The Senate was unable to find a compromise that both satisfied payday lenders and eliminated the debt trap that bill supporters said forced too many borrowers to take out new loans to pay for old ones. So it did what the House did last month: dropped the hammer.
“I think everybody said there is just no way to redeem this product. It’s fundamentally flawed,” Bill Faith, a leader of the Ohio Coalition for Responsible Lending, said of the twoweek loans. The industry “drew a line in the sand, and the legislature kicked the line aside and said we’re done with this toxic product.”
House Bill 545 would slash the annualized interest rate charged by payday lenders from 391 percent to 28 percent, prohibit loan terms of less than 31 days and limit borrowers to four loans per year. It also would ban online payday lending.

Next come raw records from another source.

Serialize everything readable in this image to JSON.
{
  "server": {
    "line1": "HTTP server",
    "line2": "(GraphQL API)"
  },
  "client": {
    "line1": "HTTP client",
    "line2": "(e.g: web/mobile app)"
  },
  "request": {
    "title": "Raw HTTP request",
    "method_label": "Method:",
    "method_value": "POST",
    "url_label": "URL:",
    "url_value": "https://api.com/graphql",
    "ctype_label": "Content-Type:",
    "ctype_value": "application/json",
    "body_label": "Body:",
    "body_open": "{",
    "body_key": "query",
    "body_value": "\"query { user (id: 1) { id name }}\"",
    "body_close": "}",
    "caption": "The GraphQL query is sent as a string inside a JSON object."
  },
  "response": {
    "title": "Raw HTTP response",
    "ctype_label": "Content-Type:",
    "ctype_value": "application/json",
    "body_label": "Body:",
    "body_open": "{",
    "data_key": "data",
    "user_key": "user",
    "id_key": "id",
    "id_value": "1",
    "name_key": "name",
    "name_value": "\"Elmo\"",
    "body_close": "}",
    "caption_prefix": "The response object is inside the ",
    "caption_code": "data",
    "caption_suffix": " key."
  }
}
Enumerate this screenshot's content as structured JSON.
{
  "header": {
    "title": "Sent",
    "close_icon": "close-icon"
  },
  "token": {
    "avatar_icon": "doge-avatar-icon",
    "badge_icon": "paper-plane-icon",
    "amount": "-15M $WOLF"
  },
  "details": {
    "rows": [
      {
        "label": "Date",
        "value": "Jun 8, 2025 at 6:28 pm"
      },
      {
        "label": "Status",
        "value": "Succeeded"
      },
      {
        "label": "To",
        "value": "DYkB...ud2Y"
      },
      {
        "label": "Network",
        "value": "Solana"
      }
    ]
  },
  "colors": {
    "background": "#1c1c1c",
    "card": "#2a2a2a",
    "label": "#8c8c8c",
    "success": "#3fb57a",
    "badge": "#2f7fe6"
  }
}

Yes in a small number of cases payday loans are helpful. In the vast majority of cases they harm citizens and the economic well being of society. Legislators should act to fix practices that harm the economy.